MATERIAL TO PROCESS:

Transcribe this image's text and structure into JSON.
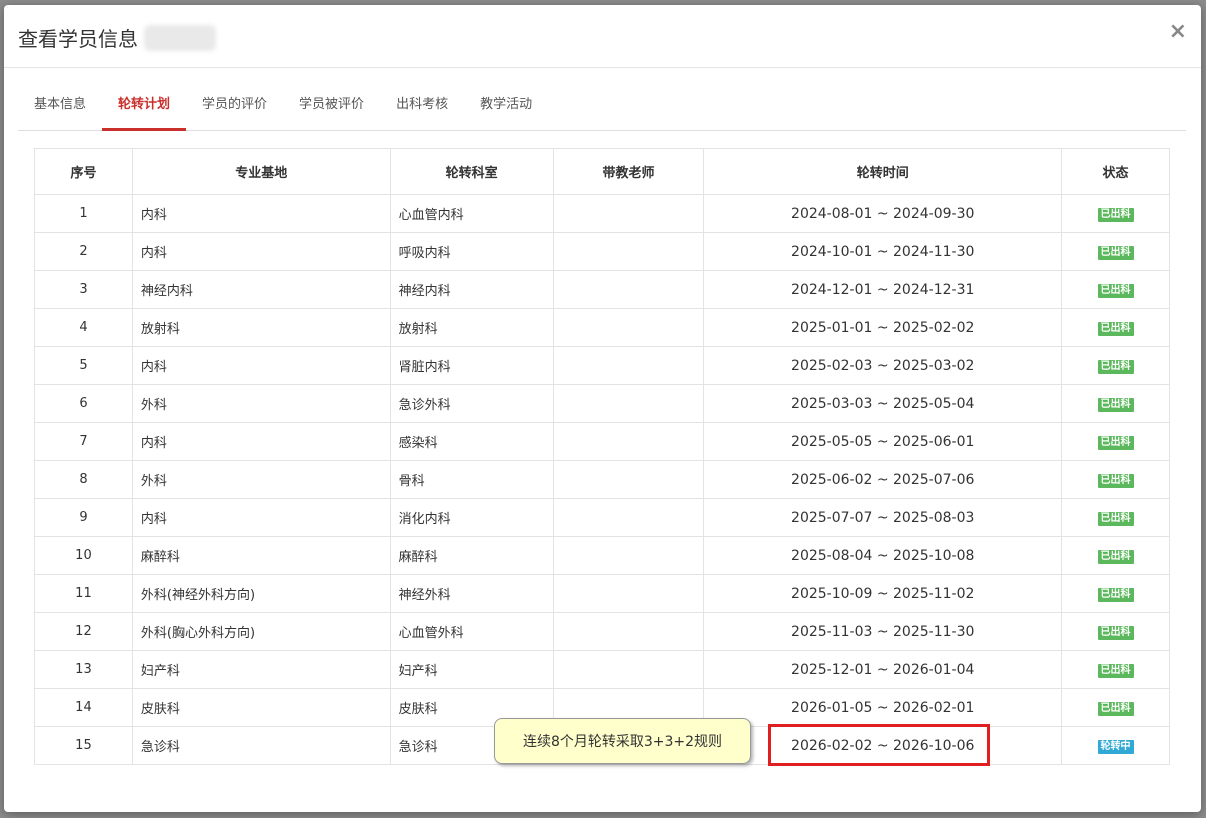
{
  "modal": {
    "title": "查看学员信息",
    "close_label": "×"
  },
  "tabs": [
    {
      "label": "基本信息",
      "active": false
    },
    {
      "label": "轮转计划",
      "active": true
    },
    {
      "label": "学员的评价",
      "active": false
    },
    {
      "label": "学员被评价",
      "active": false
    },
    {
      "label": "出科考核",
      "active": false
    },
    {
      "label": "教学活动",
      "active": false
    }
  ],
  "table": {
    "headers": [
      "序号",
      "专业基地",
      "轮转科室",
      "带教老师",
      "轮转时间",
      "状态"
    ],
    "rows": [
      {
        "no": "1",
        "base": "内科",
        "dept": "心血管内科",
        "teacher": "",
        "time": "2024-08-01 ~ 2024-09-30",
        "status": "已出科",
        "status_type": "done"
      },
      {
        "no": "2",
        "base": "内科",
        "dept": "呼吸内科",
        "teacher": "",
        "time": "2024-10-01 ~ 2024-11-30",
        "status": "已出科",
        "status_type": "done"
      },
      {
        "no": "3",
        "base": "神经内科",
        "dept": "神经内科",
        "teacher": "",
        "time": "2024-12-01 ~ 2024-12-31",
        "status": "已出科",
        "status_type": "done"
      },
      {
        "no": "4",
        "base": "放射科",
        "dept": "放射科",
        "teacher": "",
        "time": "2025-01-01 ~ 2025-02-02",
        "status": "已出科",
        "status_type": "done"
      },
      {
        "no": "5",
        "base": "内科",
        "dept": "肾脏内科",
        "teacher": "",
        "time": "2025-02-03 ~ 2025-03-02",
        "status": "已出科",
        "status_type": "done"
      },
      {
        "no": "6",
        "base": "外科",
        "dept": "急诊外科",
        "teacher": "",
        "time": "2025-03-03 ~ 2025-05-04",
        "status": "已出科",
        "status_type": "done"
      },
      {
        "no": "7",
        "base": "内科",
        "dept": "感染科",
        "teacher": "",
        "time": "2025-05-05 ~ 2025-06-01",
        "status": "已出科",
        "status_type": "done"
      },
      {
        "no": "8",
        "base": "外科",
        "dept": "骨科",
        "teacher": "",
        "time": "2025-06-02 ~ 2025-07-06",
        "status": "已出科",
        "status_type": "done"
      },
      {
        "no": "9",
        "base": "内科",
        "dept": "消化内科",
        "teacher": "",
        "time": "2025-07-07 ~ 2025-08-03",
        "status": "已出科",
        "status_type": "done"
      },
      {
        "no": "10",
        "base": "麻醉科",
        "dept": "麻醉科",
        "teacher": "",
        "time": "2025-08-04 ~ 2025-10-08",
        "status": "已出科",
        "status_type": "done"
      },
      {
        "no": "11",
        "base": "外科(神经外科方向)",
        "dept": "神经外科",
        "teacher": "",
        "time": "2025-10-09 ~ 2025-11-02",
        "status": "已出科",
        "status_type": "done"
      },
      {
        "no": "12",
        "base": "外科(胸心外科方向)",
        "dept": "心血管外科",
        "teacher": "",
        "time": "2025-11-03 ~ 2025-11-30",
        "status": "已出科",
        "status_type": "done"
      },
      {
        "no": "13",
        "base": "妇产科",
        "dept": "妇产科",
        "teacher": "",
        "time": "2025-12-01 ~ 2026-01-04",
        "status": "已出科",
        "status_type": "done"
      },
      {
        "no": "14",
        "base": "皮肤科",
        "dept": "皮肤科",
        "teacher": "",
        "time": "2026-01-05 ~ 2026-02-01",
        "status": "已出科",
        "status_type": "done"
      },
      {
        "no": "15",
        "base": "急诊科",
        "dept": "急诊科",
        "teacher": "",
        "time": "2026-02-02 ~ 2026-10-06",
        "status": "轮转中",
        "status_type": "rotating"
      }
    ]
  },
  "annotation": {
    "tooltip_text": "连续8个月轮转采取3+3+2规则"
  },
  "colors": {
    "accent": "#c9302c",
    "status_done": "#5cb85c",
    "status_rotating": "#31a9d5",
    "highlight": "#e02020"
  }
}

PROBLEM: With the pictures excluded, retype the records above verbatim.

OUTPUT FOR THIS TASK:
Transcribe this image's text and structure into JSON.
{
  "modal": {
    "title": "查看学员信息",
    "close_label": "×"
  },
  "tabs": [
    {
      "label": "基本信息",
      "active": false
    },
    {
      "label": "轮转计划",
      "active": true
    },
    {
      "label": "学员的评价",
      "active": false
    },
    {
      "label": "学员被评价",
      "active": false
    },
    {
      "label": "出科考核",
      "active": false
    },
    {
      "label": "教学活动",
      "active": false
    }
  ],
  "table": {
    "headers": [
      "序号",
      "专业基地",
      "轮转科室",
      "带教老师",
      "轮转时间",
      "状态"
    ],
    "rows": [
      {
        "no": "1",
        "base": "内科",
        "dept": "心血管内科",
        "teacher": "",
        "time": "2024-08-01 ~ 2024-09-30",
        "status": "已出科",
        "status_type": "done"
      },
      {
        "no": "2",
        "base": "内科",
        "dept": "呼吸内科",
        "teacher": "",
        "time": "2024-10-01 ~ 2024-11-30",
        "status": "已出科",
        "status_type": "done"
      },
      {
        "no": "3",
        "base": "神经内科",
        "dept": "神经内科",
        "teacher": "",
        "time": "2024-12-01 ~ 2024-12-31",
        "status": "已出科",
        "status_type": "done"
      },
      {
        "no": "4",
        "base": "放射科",
        "dept": "放射科",
        "teacher": "",
        "time": "2025-01-01 ~ 2025-02-02",
        "status": "已出科",
        "status_type": "done"
      },
      {
        "no": "5",
        "base": "内科",
        "dept": "肾脏内科",
        "teacher": "",
        "time": "2025-02-03 ~ 2025-03-02",
        "status": "已出科",
        "status_type": "done"
      },
      {
        "no": "6",
        "base": "外科",
        "dept": "急诊外科",
        "teacher": "",
        "time": "2025-03-03 ~ 2025-05-04",
        "status": "已出科",
        "status_type": "done"
      },
      {
        "no": "7",
        "base": "内科",
        "dept": "感染科",
        "teacher": "",
        "time": "2025-05-05 ~ 2025-06-01",
        "status": "已出科",
        "status_type": "done"
      },
      {
        "no": "8",
        "base": "外科",
        "dept": "骨科",
        "teacher": "",
        "time": "2025-06-02 ~ 2025-07-06",
        "status": "已出科",
        "status_type": "done"
      },
      {
        "no": "9",
        "base": "内科",
        "dept": "消化内科",
        "teacher": "",
        "time": "2025-07-07 ~ 2025-08-03",
        "status": "已出科",
        "status_type": "done"
      },
      {
        "no": "10",
        "base": "麻醉科",
        "dept": "麻醉科",
        "teacher": "",
        "time": "2025-08-04 ~ 2025-10-08",
        "status": "已出科",
        "status_type": "done"
      },
      {
        "no": "11",
        "base": "外科(神经外科方向)",
        "dept": "神经外科",
        "teacher": "",
        "time": "2025-10-09 ~ 2025-11-02",
        "status": "已出科",
        "status_type": "done"
      },
      {
        "no": "12",
        "base": "外科(胸心外科方向)",
        "dept": "心血管外科",
        "teacher": "",
        "time": "2025-11-03 ~ 2025-11-30",
        "status": "已出科",
        "status_type": "done"
      },
      {
        "no": "13",
        "base": "妇产科",
        "dept": "妇产科",
        "teacher": "",
        "time": "2025-12-01 ~ 2026-01-04",
        "status": "已出科",
        "status_type": "done"
      },
      {
        "no": "14",
        "base": "皮肤科",
        "dept": "皮肤科",
        "teacher": "",
        "time": "2026-01-05 ~ 2026-02-01",
        "status": "已出科",
        "status_type": "done"
      },
      {
        "no": "15",
        "base": "急诊科",
        "dept": "急诊科",
        "teacher": "",
        "time": "2026-02-02 ~ 2026-10-06",
        "status": "轮转中",
        "status_type": "rotating"
      }
    ]
  },
  "annotation": {
    "tooltip_text": "连续8个月轮转采取3+3+2规则"
  },
  "colors": {
    "accent": "#c9302c",
    "status_done": "#5cb85c",
    "status_rotating": "#31a9d5",
    "highlight": "#e02020"
  }
}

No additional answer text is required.